Adam Silver Claims Legalization of Sports Gambling Throughout US Is Inevitable

Joseph ZuckerFeatured ColumnistSeptember 4, 2014

NBA Commissioner Adam Silver speaks at a news conference during the NBA board of governors meeting Tuesday, July 15, 2014, in Las Vegas. (AP Photo/John Locher)
John Locher/Associated Press

Rather than stand in the way of sports gambling, NBA Commissioner Adam Silver is welcoming what he sees as an "inevitable" future.     

Silver, speaking at the Bloomberg Sports Business Summit Thursday, commented on the subject and shared the following statement, according to Mason Levinson and Scott Soshnick of

"It's inevitable that, if all these states are broke, that there will be legalized sports betting in more states than Nevada. We will ultimately participate in that."

Silver also argues that embracing betting could help the league increase its fanbase as more people who have a financial stake in the action become glued to each night's slate of games.

The commissioner's comments signal a shift in the league's perspective on the matter.

In 2012, former Commissioner David Stern joined together with the other major American sports leagues and the NCAA as part of a lawsuit against the state of New Jersey after Gov. Chris Christie signed a bill paving the way for sports gambling in his state.

Mel Evans/Associated Press

Stern didn't mince words when speaking out against the move.

"The one thing I'm certain of is New Jersey has no idea what it's doing and doesn't care because all it's interested in is making a buck or two, and they don't care that it's at our potential loss," he said at the time, per The Associated Press, via

Fast forward to the present, and Silver likely sees the writing on the wall, figuring he should position the league in a way so as to profit off what he believes will be the oncoming growth of sports betting.

Matt Bonesteel of The Washington Post wrote that New Jersey is already laying the groundwork for increased sports gambling in its casinos:

New Jersey probably won’t be leading the charge, for now, even if the state’s casinos in Atlantic City are dropping like flies. In June, the New Jersey legislature essentially followed the road map set by states that have legalized marijuana, overwhelmingly passing two bills that called for the repeal of the state’s ban on sports gambling. In essence, the legislators were saying: We are going to legalize this, and if the federal government wants to stop it, it can go ahead and try.
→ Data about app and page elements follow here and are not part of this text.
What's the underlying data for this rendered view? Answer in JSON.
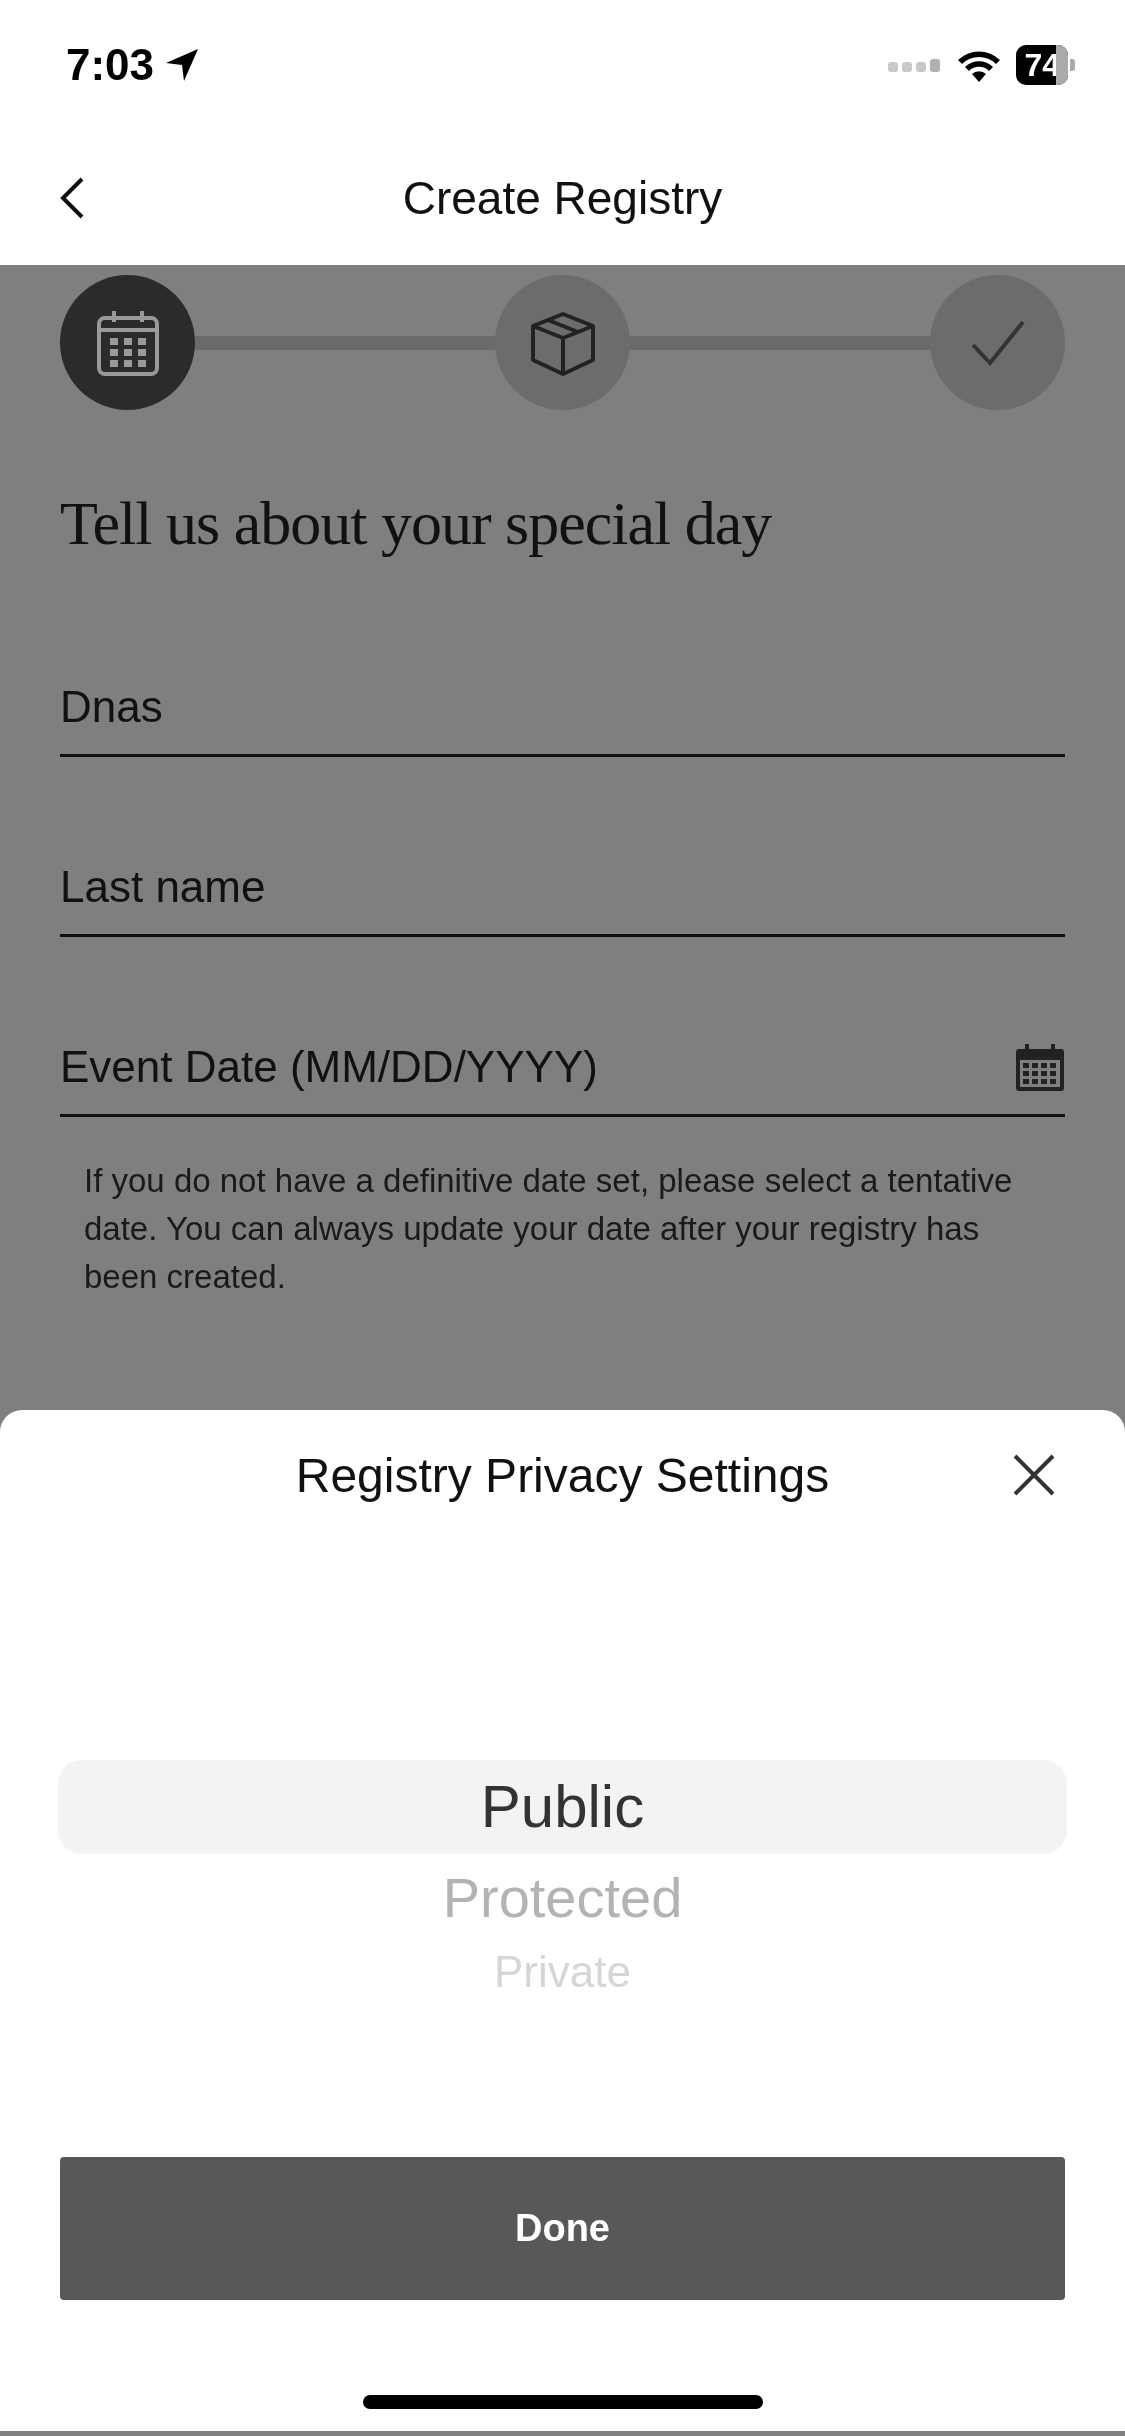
{
  "status_bar": {
    "time": "7:03",
    "battery": "74"
  },
  "header": {
    "title": "Create Registry"
  },
  "steps": [
    {
      "kind": "calendar",
      "selected": true
    },
    {
      "kind": "box",
      "selected": false
    },
    {
      "kind": "check",
      "selected": false
    }
  ],
  "heading": "Tell us about your special day",
  "fields": [
    {
      "kind": "text",
      "value": "Dnas"
    },
    {
      "kind": "text",
      "placeholder": "Last name"
    },
    {
      "kind": "date",
      "placeholder": "Event Date (MM/DD/YYYY)"
    }
  ],
  "note": "If you do not have a definitive date set, please select a tentative date. You can always update your date after your registry has been created.",
  "sheet": {
    "title": "Registry Privacy Settings",
    "options": [
      {
        "label": "Public",
        "selected": true
      },
      {
        "label": "Protected",
        "selected": false
      },
      {
        "label": "Private",
        "selected": false
      }
    ],
    "button": "Done"
  }
}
If sports gambling is legalized in New Jersey, then it would almost certainly be the first domino to fall as other states try to hop on the bandwagon.

Silver's comments will likely be just the beginning of an ongoing conversation on this topic.